*Exercise brief*
Please write out the data that follows, word for word.
--- Data for analysis Enclosed Below ---
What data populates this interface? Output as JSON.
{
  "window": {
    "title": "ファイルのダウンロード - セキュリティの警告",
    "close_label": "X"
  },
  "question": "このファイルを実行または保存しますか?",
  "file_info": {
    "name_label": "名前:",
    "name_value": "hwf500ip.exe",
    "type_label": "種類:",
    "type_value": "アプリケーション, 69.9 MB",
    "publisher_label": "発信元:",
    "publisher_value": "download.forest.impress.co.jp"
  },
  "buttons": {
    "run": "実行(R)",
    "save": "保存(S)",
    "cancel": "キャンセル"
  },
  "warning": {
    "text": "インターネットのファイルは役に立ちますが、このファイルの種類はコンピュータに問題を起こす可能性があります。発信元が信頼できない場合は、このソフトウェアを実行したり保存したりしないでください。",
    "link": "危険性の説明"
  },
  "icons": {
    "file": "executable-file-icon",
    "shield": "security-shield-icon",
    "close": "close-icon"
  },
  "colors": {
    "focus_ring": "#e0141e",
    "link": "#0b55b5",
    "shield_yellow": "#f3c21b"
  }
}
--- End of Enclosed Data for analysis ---
*Task answer*
What data populates this interface? Output as JSON.
{
  "window": {
    "title": "ファイルのダウンロード - セキュリティの警告",
    "close_label": "X"
  },
  "question": "このファイルを実行または保存しますか?",
  "file_info": {
    "name_label": "名前:",
    "name_value": "hwf500ip.exe",
    "type_label": "種類:",
    "type_value": "アプリケーション, 69.9 MB",
    "publisher_label": "発信元:",
    "publisher_value": "download.forest.impress.co.jp"
  },
  "buttons": {
    "run": "実行(R)",
    "save": "保存(S)",
    "cancel": "キャンセル"
  },
  "warning": {
    "text": "インターネットのファイルは役に立ちますが、このファイルの種類はコンピュータに問題を起こす可能性があります。発信元が信頼できない場合は、このソフトウェアを実行したり保存したりしないでください。",
    "link": "危険性の説明"
  },
  "icons": {
    "file": "executable-file-icon",
    "shield": "security-shield-icon",
    "close": "close-icon"
  },
  "colors": {
    "focus_ring": "#e0141e",
    "link": "#0b55b5",
    "shield_yellow": "#f3c21b"
  }
}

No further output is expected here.